Data about app and page elements
▼

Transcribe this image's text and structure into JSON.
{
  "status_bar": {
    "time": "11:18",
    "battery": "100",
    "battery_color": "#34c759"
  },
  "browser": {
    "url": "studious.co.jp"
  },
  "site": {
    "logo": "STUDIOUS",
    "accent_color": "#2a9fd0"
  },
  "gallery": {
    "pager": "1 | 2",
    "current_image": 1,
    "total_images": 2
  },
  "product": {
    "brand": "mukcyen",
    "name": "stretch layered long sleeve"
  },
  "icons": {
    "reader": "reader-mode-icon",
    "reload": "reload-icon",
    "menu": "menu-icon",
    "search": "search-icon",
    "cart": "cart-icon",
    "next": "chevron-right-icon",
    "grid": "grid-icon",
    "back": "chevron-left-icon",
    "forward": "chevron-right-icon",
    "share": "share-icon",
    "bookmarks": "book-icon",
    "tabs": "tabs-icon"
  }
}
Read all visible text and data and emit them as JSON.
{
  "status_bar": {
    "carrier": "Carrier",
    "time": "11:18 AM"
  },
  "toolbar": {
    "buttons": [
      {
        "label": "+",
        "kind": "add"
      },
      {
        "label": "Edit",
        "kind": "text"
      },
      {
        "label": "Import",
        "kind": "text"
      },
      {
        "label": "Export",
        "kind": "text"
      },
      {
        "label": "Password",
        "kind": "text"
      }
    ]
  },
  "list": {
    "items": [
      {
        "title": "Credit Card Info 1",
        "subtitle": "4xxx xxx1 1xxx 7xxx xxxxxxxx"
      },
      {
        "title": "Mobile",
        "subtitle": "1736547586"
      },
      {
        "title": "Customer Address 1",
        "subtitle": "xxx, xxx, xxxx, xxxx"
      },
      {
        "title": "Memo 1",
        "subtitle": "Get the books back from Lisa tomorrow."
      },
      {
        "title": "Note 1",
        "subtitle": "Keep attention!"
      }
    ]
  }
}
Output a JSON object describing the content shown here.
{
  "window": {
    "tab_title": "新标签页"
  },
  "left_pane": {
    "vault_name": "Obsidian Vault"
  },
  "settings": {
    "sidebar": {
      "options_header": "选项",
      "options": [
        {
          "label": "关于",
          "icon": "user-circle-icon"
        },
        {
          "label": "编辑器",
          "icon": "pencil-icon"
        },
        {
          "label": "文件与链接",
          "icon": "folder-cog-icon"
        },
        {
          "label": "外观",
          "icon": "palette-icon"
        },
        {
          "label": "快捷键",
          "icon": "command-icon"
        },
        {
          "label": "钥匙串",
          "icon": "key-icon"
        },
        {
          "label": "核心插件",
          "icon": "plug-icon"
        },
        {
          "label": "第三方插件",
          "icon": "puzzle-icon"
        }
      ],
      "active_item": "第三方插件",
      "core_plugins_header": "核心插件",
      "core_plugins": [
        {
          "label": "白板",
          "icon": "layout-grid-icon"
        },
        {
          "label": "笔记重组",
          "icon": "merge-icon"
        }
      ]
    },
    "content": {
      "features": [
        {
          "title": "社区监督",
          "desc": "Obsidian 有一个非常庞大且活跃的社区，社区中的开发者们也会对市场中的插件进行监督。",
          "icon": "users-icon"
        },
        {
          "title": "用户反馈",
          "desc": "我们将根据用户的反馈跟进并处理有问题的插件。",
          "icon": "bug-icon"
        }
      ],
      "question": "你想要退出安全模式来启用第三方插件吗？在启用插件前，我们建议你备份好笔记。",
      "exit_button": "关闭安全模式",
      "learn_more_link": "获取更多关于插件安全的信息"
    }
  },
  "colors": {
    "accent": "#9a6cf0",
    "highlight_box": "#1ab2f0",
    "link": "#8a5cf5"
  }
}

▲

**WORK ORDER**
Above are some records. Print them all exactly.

**REPLY**
Transcribe this image's text and structure into JSON.
{
  "status_bar": {
    "time": "11:18",
    "battery": "100",
    "battery_color": "#34c759"
  },
  "browser": {
    "url": "studious.co.jp"
  },
  "site": {
    "logo": "STUDIOUS",
    "accent_color": "#2a9fd0"
  },
  "gallery": {
    "pager": "1 | 2",
    "current_image": 1,
    "total_images": 2
  },
  "product": {
    "brand": "mukcyen",
    "name": "stretch layered long sleeve"
  },
  "icons": {
    "reader": "reader-mode-icon",
    "reload": "reload-icon",
    "menu": "menu-icon",
    "search": "search-icon",
    "cart": "cart-icon",
    "next": "chevron-right-icon",
    "grid": "grid-icon",
    "back": "chevron-left-icon",
    "forward": "chevron-right-icon",
    "share": "share-icon",
    "bookmarks": "book-icon",
    "tabs": "tabs-icon"
  }
}
Read all visible text and data and emit them as JSON.
{
  "status_bar": {
    "carrier": "Carrier",
    "time": "11:18 AM"
  },
  "toolbar": {
    "buttons": [
      {
        "label": "+",
        "kind": "add"
      },
      {
        "label": "Edit",
        "kind": "text"
      },
      {
        "label": "Import",
        "kind": "text"
      },
      {
        "label": "Export",
        "kind": "text"
      },
      {
        "label": "Password",
        "kind": "text"
      }
    ]
  },
  "list": {
    "items": [
      {
        "title": "Credit Card Info 1",
        "subtitle": "4xxx xxx1 1xxx 7xxx xxxxxxxx"
      },
      {
        "title": "Mobile",
        "subtitle": "1736547586"
      },
      {
        "title": "Customer Address 1",
        "subtitle": "xxx, xxx, xxxx, xxxx"
      },
      {
        "title": "Memo 1",
        "subtitle": "Get the books back from Lisa tomorrow."
      },
      {
        "title": "Note 1",
        "subtitle": "Keep attention!"
      }
    ]
  }
}
Output a JSON object describing the content shown here.
{
  "window": {
    "tab_title": "新标签页"
  },
  "left_pane": {
    "vault_name": "Obsidian Vault"
  },
  "settings": {
    "sidebar": {
      "options_header": "选项",
      "options": [
        {
          "label": "关于",
          "icon": "user-circle-icon"
        },
        {
          "label": "编辑器",
          "icon": "pencil-icon"
        },
        {
          "label": "文件与链接",
          "icon": "folder-cog-icon"
        },
        {
          "label": "外观",
          "icon": "palette-icon"
        },
        {
          "label": "快捷键",
          "icon": "command-icon"
        },
        {
          "label": "钥匙串",
          "icon": "key-icon"
        },
        {
          "label": "核心插件",
          "icon": "plug-icon"
        },
        {
          "label": "第三方插件",
          "icon": "puzzle-icon"
        }
      ],
      "active_item": "第三方插件",
      "core_plugins_header": "核心插件",
      "core_plugins": [
        {
          "label": "白板",
          "icon": "layout-grid-icon"
        },
        {
          "label": "笔记重组",
          "icon": "merge-icon"
        }
      ]
    },
    "content": {
      "features": [
        {
          "title": "社区监督",
          "desc": "Obsidian 有一个非常庞大且活跃的社区，社区中的开发者们也会对市场中的插件进行监督。",
          "icon": "users-icon"
        },
        {
          "title": "用户反馈",
          "desc": "我们将根据用户的反馈跟进并处理有问题的插件。",
          "icon": "bug-icon"
        }
      ],
      "question": "你想要退出安全模式来启用第三方插件吗？在启用插件前，我们建议你备份好笔记。",
      "exit_button": "关闭安全模式",
      "learn_more_link": "获取更多关于插件安全的信息"
    }
  },
  "colors": {
    "accent": "#9a6cf0",
    "highlight_box": "#1ab2f0",
    "link": "#8a5cf5"
  }
}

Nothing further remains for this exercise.